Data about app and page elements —
++++++++++++++++++++

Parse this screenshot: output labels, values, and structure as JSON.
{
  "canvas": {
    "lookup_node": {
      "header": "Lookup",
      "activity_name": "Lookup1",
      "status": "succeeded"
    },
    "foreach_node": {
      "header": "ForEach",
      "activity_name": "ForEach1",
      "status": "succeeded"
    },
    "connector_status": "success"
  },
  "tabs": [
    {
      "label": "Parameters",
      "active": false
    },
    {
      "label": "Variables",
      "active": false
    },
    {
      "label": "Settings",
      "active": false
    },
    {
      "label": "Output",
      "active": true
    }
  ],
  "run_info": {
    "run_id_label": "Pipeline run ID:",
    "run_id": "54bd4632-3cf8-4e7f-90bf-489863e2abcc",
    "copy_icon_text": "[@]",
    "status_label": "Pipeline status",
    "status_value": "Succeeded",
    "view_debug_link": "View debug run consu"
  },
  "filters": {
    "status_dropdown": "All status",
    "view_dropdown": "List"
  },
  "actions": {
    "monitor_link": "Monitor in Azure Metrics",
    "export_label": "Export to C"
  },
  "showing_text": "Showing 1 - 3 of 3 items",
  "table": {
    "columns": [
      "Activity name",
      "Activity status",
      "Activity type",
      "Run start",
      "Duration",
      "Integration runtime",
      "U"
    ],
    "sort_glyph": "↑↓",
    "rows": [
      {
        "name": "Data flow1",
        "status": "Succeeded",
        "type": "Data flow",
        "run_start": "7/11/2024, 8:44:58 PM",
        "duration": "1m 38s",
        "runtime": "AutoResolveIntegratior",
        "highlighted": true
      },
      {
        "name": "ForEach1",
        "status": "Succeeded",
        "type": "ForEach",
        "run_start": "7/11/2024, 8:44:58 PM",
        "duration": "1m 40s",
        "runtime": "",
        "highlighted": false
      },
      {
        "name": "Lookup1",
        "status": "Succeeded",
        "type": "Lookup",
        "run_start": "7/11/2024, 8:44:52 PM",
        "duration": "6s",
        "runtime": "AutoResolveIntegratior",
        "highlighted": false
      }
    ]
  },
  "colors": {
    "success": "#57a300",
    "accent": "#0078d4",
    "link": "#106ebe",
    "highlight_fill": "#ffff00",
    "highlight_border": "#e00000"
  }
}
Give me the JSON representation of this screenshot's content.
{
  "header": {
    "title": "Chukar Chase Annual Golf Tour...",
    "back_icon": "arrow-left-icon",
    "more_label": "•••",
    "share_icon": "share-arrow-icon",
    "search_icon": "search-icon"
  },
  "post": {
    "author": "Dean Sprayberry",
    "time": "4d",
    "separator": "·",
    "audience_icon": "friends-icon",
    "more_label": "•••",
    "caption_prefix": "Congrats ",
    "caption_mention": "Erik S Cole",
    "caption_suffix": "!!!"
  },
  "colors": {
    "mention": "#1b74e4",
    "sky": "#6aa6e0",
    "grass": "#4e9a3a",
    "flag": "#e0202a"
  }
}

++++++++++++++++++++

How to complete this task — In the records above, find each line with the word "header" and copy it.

Exercise result —
      "header": "Lookup",
      "header": "ForEach",
  "header": {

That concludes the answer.